Sale 2409 - Lot 54

Price Realized: $ 40,000
?Final Price Realized includes Buyer’s Premium added to Hammer Price
Estimate: $ 20,000 - $ 30,000
LOÏS MAILOU JONES (1905 - 1998)
Homage to Martin Luther King.

Watercolor on illustration board, 1968. 775x565 mm; 30 1/2x22 1/4 inches. Signed and dated in watercolor, lower right recto. Signed, titled and inscribed with the artist's Washington, DC address in ink, center verso. Also signed and dedicated in ink on a fragment of backing paper, mounted to the frame back.

Provenance: acquired directly from the artist; private collection, New York (1992).

Exhibited: Reflections of King, National Civil Rights Museum, Memphis, TN, February - March, 1993; In the Spirit of Martin: the Living Legacy of Dr. Martin Luther King, Smithsonian Institution Traveling Exhibition Service, January 12, 2002 - March 30, 2004, with the label on the frame back, including the Charles H. Wright Museum of African American History, Detroit, MI, Bass Museum of Art, Miami Beach, FL, Frederick R. Weisman Art Museum, Minneapolis, MN, International Gallery, Smithsonian Institution, Washington, DC, Memphis Brooks Museum of Art, Memphis, TN, and the Montgomery Museum of Fine Arts, Montgomery, AL; Lois Mailou Jones, 58 Years of Watercolors, 1930-1988, Brody's Gallery, Washington, DC, October, 1998, with the label on the frame back; the National Museum of Women in the Arts, Washington, DC, 1992 - 2015.

Illustrated: Sorin, Gretchen and Helen M. Shannon, In the Spirit of Martin: the Living Legacy of Martin Luther King, Jr., p. 158; Jubilee! A Year of African-American Celebration / 2003, Smithsonian Anacostia Museum and Center for African American History and Culture calendar, 2003.

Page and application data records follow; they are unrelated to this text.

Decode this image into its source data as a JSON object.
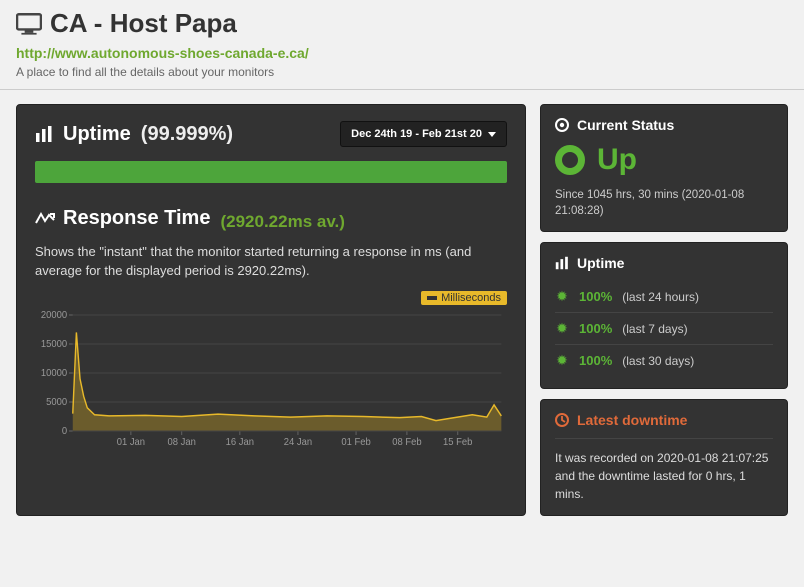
{
  "header": {
    "title": "CA - Host Papa",
    "url": "http://www.autonomous-shoes-canada-e.ca/",
    "subtitle": "A place to find all the details about your monitors"
  },
  "uptime_section": {
    "title": "Uptime",
    "percentage": "(99.999%)",
    "date_range": "Dec 24th 19 - Feb 21st 20"
  },
  "response_section": {
    "title": "Response Time",
    "avg_label": "(2920.22ms av.)",
    "description": "Shows the \"instant\" that the monitor started returning a response in ms (and average for the displayed period is 2920.22ms).",
    "legend": "Milliseconds"
  },
  "status_card": {
    "heading": "Current Status",
    "state": "Up",
    "since": "Since 1045 hrs, 30 mins (2020-01-08 21:08:28)"
  },
  "uptime_card": {
    "heading": "Uptime",
    "items": [
      {
        "pct": "100%",
        "range": "(last 24 hours)"
      },
      {
        "pct": "100%",
        "range": "(last 7 days)"
      },
      {
        "pct": "100%",
        "range": "(last 30 days)"
      }
    ]
  },
  "downtime_card": {
    "heading": "Latest downtime",
    "text": "It was recorded on 2020-01-08 21:07:25 and the downtime lasted for 0 hrs, 1 mins."
  },
  "chart_data": {
    "type": "area",
    "title": "",
    "xlabel": "",
    "ylabel": "",
    "ylim": [
      0,
      20000
    ],
    "yticks": [
      0,
      5000,
      10000,
      15000,
      20000
    ],
    "categories": [
      "01 Jan",
      "08 Jan",
      "16 Jan",
      "24 Jan",
      "01 Feb",
      "08 Feb",
      "15 Feb"
    ],
    "legend": [
      "Milliseconds"
    ],
    "series": [
      {
        "name": "Milliseconds",
        "x": [
          0,
          0.5,
          1,
          1.5,
          2,
          3,
          5,
          10,
          15,
          20,
          25,
          30,
          35,
          40,
          45,
          48,
          50,
          52,
          55,
          57,
          58,
          59
        ],
        "values": [
          3000,
          17000,
          9000,
          6000,
          4000,
          2800,
          2600,
          2700,
          2500,
          2900,
          2600,
          2400,
          2600,
          2500,
          2300,
          2500,
          1800,
          2200,
          2800,
          2400,
          4500,
          2600
        ]
      }
    ],
    "x_domain": [
      0,
      59
    ]
  }
}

This important artwork of the Civil Rights period was Loïs Mailou Jones' direct response to the assassination of Martin Luther King, Jr. Jones' multi-faceted tribute to the life of Dr. King is depicted in many watercolor panels. This stirring visual representation of his legacy has been widely exhibited nationally and on loan for the past 20 years to the National Museum of Women in the Arts, Washington, DC. In the Black Womens' Oral History Project, Loïs Mailou Jones herself described this artwork as "one of the works which is considered outstanding as a result of using the black experience as an influence."